▶ **PROBLEM DESCRIPTION**
Retype the data below verbatim; pictures do not belong in the copy.
____ GIVEN RECORDS
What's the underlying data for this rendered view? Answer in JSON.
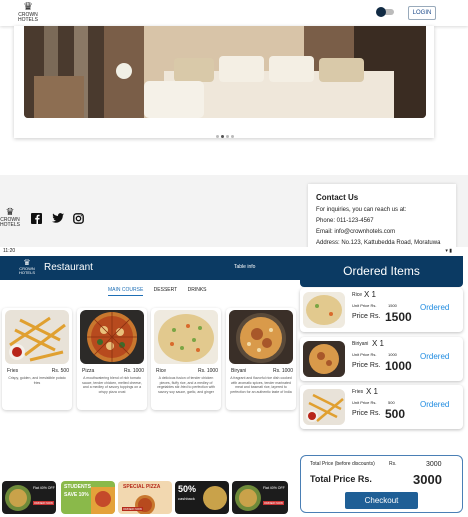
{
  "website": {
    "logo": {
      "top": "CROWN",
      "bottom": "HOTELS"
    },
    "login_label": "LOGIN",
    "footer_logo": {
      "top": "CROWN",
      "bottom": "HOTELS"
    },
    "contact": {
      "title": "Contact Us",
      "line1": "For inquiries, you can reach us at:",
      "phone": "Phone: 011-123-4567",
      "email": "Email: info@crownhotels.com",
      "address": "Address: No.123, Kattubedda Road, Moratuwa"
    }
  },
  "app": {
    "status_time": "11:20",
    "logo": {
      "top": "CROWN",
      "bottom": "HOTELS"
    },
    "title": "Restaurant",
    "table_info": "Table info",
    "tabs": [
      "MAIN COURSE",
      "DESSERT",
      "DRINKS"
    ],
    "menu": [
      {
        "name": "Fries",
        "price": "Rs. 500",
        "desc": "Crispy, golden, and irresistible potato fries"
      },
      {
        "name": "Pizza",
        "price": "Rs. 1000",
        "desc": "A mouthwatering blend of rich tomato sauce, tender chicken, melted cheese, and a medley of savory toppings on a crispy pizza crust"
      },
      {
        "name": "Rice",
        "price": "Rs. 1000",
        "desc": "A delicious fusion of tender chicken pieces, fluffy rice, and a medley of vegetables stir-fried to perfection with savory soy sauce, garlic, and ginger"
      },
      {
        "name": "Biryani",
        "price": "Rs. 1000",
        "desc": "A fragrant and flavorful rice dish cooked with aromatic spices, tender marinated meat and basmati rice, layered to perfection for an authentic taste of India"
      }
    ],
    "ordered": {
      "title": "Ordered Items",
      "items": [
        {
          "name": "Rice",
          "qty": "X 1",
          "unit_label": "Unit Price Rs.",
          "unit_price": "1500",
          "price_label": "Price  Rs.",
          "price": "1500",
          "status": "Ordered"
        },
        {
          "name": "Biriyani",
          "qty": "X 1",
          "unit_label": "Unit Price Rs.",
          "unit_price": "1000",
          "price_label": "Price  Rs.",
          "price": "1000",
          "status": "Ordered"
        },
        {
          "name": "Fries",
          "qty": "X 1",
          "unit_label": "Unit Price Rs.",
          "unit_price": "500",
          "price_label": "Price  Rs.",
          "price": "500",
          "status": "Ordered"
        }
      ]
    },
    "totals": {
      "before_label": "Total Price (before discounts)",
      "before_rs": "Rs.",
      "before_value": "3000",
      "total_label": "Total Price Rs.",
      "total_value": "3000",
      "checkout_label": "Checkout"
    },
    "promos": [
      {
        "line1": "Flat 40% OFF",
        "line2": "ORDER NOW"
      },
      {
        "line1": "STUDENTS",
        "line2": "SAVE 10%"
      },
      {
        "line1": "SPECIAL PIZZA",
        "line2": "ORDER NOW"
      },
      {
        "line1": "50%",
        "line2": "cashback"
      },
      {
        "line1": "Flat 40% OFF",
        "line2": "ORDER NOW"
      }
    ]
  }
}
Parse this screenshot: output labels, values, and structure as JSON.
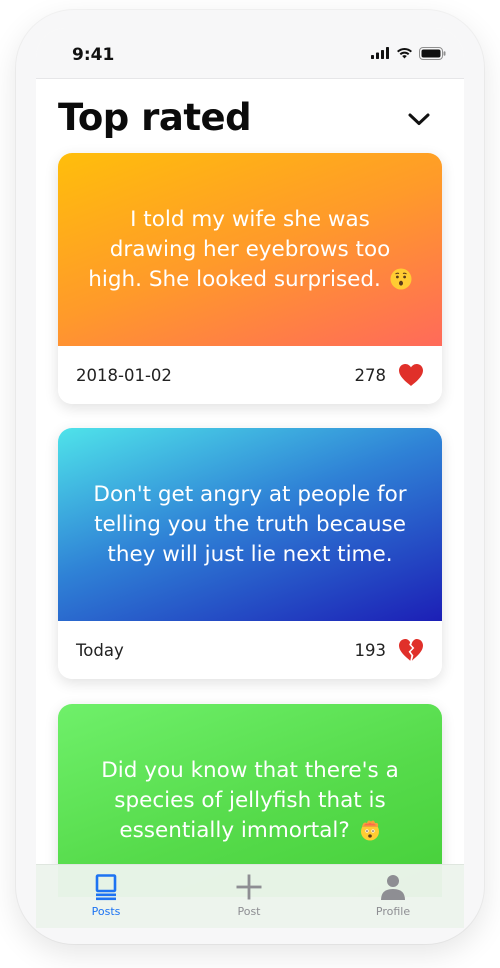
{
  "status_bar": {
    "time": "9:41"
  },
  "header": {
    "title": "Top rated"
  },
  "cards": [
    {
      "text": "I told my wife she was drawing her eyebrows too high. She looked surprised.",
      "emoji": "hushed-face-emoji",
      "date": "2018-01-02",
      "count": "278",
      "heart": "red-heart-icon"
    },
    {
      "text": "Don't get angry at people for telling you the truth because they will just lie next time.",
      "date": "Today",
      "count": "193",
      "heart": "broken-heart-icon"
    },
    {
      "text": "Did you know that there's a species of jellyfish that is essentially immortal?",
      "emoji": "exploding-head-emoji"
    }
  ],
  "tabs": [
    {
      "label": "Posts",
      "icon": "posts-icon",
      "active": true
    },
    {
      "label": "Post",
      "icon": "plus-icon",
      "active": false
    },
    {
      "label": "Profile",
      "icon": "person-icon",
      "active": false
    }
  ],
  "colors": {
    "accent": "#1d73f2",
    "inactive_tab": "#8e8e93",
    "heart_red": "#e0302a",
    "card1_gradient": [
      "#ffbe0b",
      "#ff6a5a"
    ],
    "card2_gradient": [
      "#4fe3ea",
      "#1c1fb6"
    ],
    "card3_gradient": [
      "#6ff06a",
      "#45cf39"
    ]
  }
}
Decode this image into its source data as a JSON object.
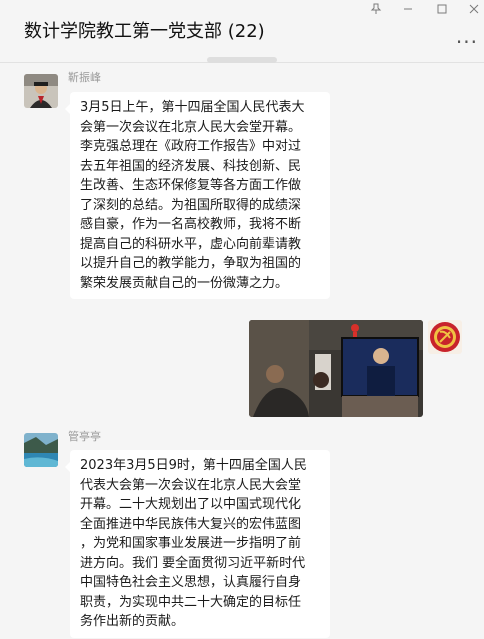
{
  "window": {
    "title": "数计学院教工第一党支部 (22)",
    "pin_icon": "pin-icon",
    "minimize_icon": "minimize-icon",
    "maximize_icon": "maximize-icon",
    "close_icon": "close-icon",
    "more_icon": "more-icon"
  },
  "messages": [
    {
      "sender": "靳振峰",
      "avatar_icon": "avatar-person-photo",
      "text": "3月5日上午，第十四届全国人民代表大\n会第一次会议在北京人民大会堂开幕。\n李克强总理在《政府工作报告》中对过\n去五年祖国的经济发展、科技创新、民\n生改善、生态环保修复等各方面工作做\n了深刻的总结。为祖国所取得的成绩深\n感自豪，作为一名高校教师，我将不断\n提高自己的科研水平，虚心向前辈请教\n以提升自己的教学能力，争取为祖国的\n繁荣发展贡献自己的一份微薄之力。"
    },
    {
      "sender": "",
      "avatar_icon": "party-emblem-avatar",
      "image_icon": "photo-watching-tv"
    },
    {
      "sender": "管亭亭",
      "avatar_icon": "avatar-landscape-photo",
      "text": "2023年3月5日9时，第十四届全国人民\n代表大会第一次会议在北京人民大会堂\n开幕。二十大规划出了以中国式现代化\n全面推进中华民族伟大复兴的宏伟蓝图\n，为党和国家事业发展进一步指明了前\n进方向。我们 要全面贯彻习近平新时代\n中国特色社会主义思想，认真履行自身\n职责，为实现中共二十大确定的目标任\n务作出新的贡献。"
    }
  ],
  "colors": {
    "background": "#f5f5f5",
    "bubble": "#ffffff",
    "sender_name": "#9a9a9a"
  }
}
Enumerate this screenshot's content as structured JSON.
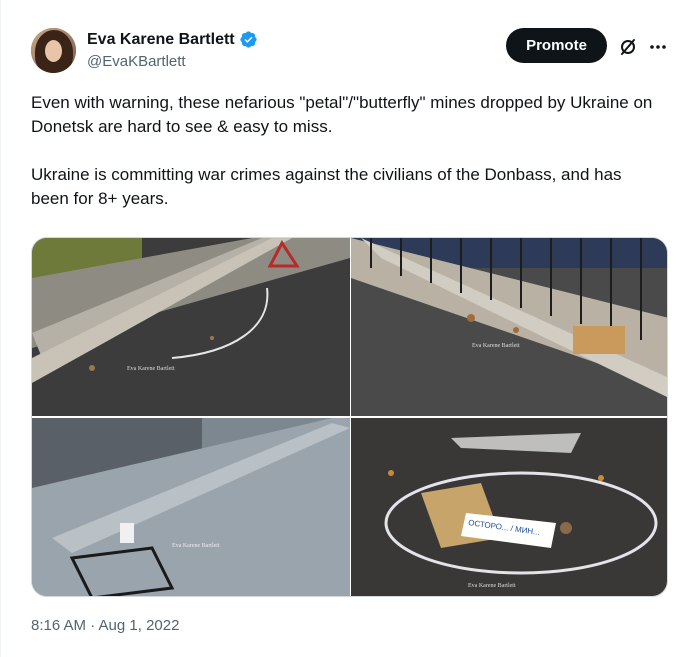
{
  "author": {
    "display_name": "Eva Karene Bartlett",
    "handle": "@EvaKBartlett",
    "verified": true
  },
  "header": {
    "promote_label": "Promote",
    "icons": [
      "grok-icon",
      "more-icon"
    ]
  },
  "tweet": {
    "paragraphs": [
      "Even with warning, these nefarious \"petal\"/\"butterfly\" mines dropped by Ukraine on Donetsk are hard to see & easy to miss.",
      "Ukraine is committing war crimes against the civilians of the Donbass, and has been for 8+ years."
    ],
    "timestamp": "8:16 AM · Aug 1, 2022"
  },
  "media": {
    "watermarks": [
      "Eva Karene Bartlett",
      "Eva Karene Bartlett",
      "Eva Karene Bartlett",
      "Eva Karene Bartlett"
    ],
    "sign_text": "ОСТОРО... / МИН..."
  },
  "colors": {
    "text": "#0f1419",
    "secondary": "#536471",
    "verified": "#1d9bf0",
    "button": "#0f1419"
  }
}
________
▶ **TASK OUTPUT**
What's the underlying data for this rendered view? Answer in JSON.
{
  "website": {
    "logo": {
      "top": "CROWN",
      "bottom": "HOTELS"
    },
    "login_label": "LOGIN",
    "footer_logo": {
      "top": "CROWN",
      "bottom": "HOTELS"
    },
    "contact": {
      "title": "Contact Us",
      "line1": "For inquiries, you can reach us at:",
      "phone": "Phone: 011-123-4567",
      "email": "Email: info@crownhotels.com",
      "address": "Address: No.123, Kattubedda Road, Moratuwa"
    }
  },
  "app": {
    "status_time": "11:20",
    "logo": {
      "top": "CROWN",
      "bottom": "HOTELS"
    },
    "title": "Restaurant",
    "table_info": "Table info",
    "tabs": [
      "MAIN COURSE",
      "DESSERT",
      "DRINKS"
    ],
    "menu": [
      {
        "name": "Fries",
        "price": "Rs. 500",
        "desc": "Crispy, golden, and irresistible potato fries"
      },
      {
        "name": "Pizza",
        "price": "Rs. 1000",
        "desc": "A mouthwatering blend of rich tomato sauce, tender chicken, melted cheese, and a medley of savory toppings on a crispy pizza crust"
      },
      {
        "name": "Rice",
        "price": "Rs. 1000",
        "desc": "A delicious fusion of tender chicken pieces, fluffy rice, and a medley of vegetables stir-fried to perfection with savory soy sauce, garlic, and ginger"
      },
      {
        "name": "Biryani",
        "price": "Rs. 1000",
        "desc": "A fragrant and flavorful rice dish cooked with aromatic spices, tender marinated meat and basmati rice, layered to perfection for an authentic taste of India"
      }
    ],
    "ordered": {
      "title": "Ordered Items",
      "items": [
        {
          "name": "Rice",
          "qty": "X 1",
          "unit_label": "Unit Price Rs.",
          "unit_price": "1500",
          "price_label": "Price  Rs.",
          "price": "1500",
          "status": "Ordered"
        },
        {
          "name": "Biriyani",
          "qty": "X 1",
          "unit_label": "Unit Price Rs.",
          "unit_price": "1000",
          "price_label": "Price  Rs.",
          "price": "1000",
          "status": "Ordered"
        },
        {
          "name": "Fries",
          "qty": "X 1",
          "unit_label": "Unit Price Rs.",
          "unit_price": "500",
          "price_label": "Price  Rs.",
          "price": "500",
          "status": "Ordered"
        }
      ]
    },
    "totals": {
      "before_label": "Total Price (before discounts)",
      "before_rs": "Rs.",
      "before_value": "3000",
      "total_label": "Total Price Rs.",
      "total_value": "3000",
      "checkout_label": "Checkout"
    },
    "promos": [
      {
        "line1": "Flat 40% OFF",
        "line2": "ORDER NOW"
      },
      {
        "line1": "STUDENTS",
        "line2": "SAVE 10%"
      },
      {
        "line1": "SPECIAL PIZZA",
        "line2": "ORDER NOW"
      },
      {
        "line1": "50%",
        "line2": "cashback"
      },
      {
        "line1": "Flat 40% OFF",
        "line2": "ORDER NOW"
      }
    ]
  }
}
Parse this screenshot: output labels, values, and structure as JSON.
{
  "status_bar": {
    "time": "9:41"
  },
  "header": {
    "title": "Top rated"
  },
  "cards": [
    {
      "text": "I told my wife she was drawing her eyebrows too high. She looked surprised.",
      "emoji": "hushed-face-emoji",
      "date": "2018-01-02",
      "count": "278",
      "heart": "red-heart-icon"
    },
    {
      "text": "Don't get angry at people for telling you the truth because they will just lie next time.",
      "date": "Today",
      "count": "193",
      "heart": "broken-heart-icon"
    },
    {
      "text": "Did you know that there's a species of jellyfish that is essentially immortal?",
      "emoji": "exploding-head-emoji"
    }
  ],
  "tabs": [
    {
      "label": "Posts",
      "icon": "posts-icon",
      "active": true
    },
    {
      "label": "Post",
      "icon": "plus-icon",
      "active": false
    },
    {
      "label": "Profile",
      "icon": "person-icon",
      "active": false
    }
  ],
  "colors": {
    "accent": "#1d73f2",
    "inactive_tab": "#8e8e93",
    "heart_red": "#e0302a",
    "card1_gradient": [
      "#ffbe0b",
      "#ff6a5a"
    ],
    "card2_gradient": [
      "#4fe3ea",
      "#1c1fb6"
    ],
    "card3_gradient": [
      "#6ff06a",
      "#45cf39"
    ]
  }
}
Decode this image into its source data as a JSON object.
{
  "window": {
    "title": "数计学院教工第一党支部 (22)",
    "pin_icon": "pin-icon",
    "minimize_icon": "minimize-icon",
    "maximize_icon": "maximize-icon",
    "close_icon": "close-icon",
    "more_icon": "more-icon"
  },
  "messages": [
    {
      "sender": "靳振峰",
      "avatar_icon": "avatar-person-photo",
      "text": "3月5日上午，第十四届全国人民代表大\n会第一次会议在北京人民大会堂开幕。\n李克强总理在《政府工作报告》中对过\n去五年祖国的经济发展、科技创新、民\n生改善、生态环保修复等各方面工作做\n了深刻的总结。为祖国所取得的成绩深\n感自豪，作为一名高校教师，我将不断\n提高自己的科研水平，虚心向前辈请教\n以提升自己的教学能力，争取为祖国的\n繁荣发展贡献自己的一份微薄之力。"
    },
    {
      "sender": "",
      "avatar_icon": "party-emblem-avatar",
      "image_icon": "photo-watching-tv"
    },
    {
      "sender": "管亭亭",
      "avatar_icon": "avatar-landscape-photo",
      "text": "2023年3月5日9时，第十四届全国人民\n代表大会第一次会议在北京人民大会堂\n开幕。二十大规划出了以中国式现代化\n全面推进中华民族伟大复兴的宏伟蓝图\n，为党和国家事业发展进一步指明了前\n进方向。我们 要全面贯彻习近平新时代\n中国特色社会主义思想，认真履行自身\n职责，为实现中共二十大确定的目标任\n务作出新的贡献。"
    }
  ],
  "colors": {
    "background": "#f5f5f5",
    "bubble": "#ffffff",
    "sender_name": "#9a9a9a"
  }
}
Enumerate this screenshot's content as structured JSON.
{
  "author": {
    "display_name": "Eva Karene Bartlett",
    "handle": "@EvaKBartlett",
    "verified": true
  },
  "header": {
    "promote_label": "Promote",
    "icons": [
      "grok-icon",
      "more-icon"
    ]
  },
  "tweet": {
    "paragraphs": [
      "Even with warning, these nefarious \"petal\"/\"butterfly\" mines dropped by Ukraine on Donetsk are hard to see & easy to miss.",
      "Ukraine is committing war crimes against the civilians of the Donbass, and has been for 8+ years."
    ],
    "timestamp": "8:16 AM · Aug 1, 2022"
  },
  "media": {
    "watermarks": [
      "Eva Karene Bartlett",
      "Eva Karene Bartlett",
      "Eva Karene Bartlett",
      "Eva Karene Bartlett"
    ],
    "sign_text": "ОСТОРО... / МИН..."
  },
  "colors": {
    "text": "#0f1419",
    "secondary": "#536471",
    "verified": "#1d9bf0",
    "button": "#0f1419"
  }
}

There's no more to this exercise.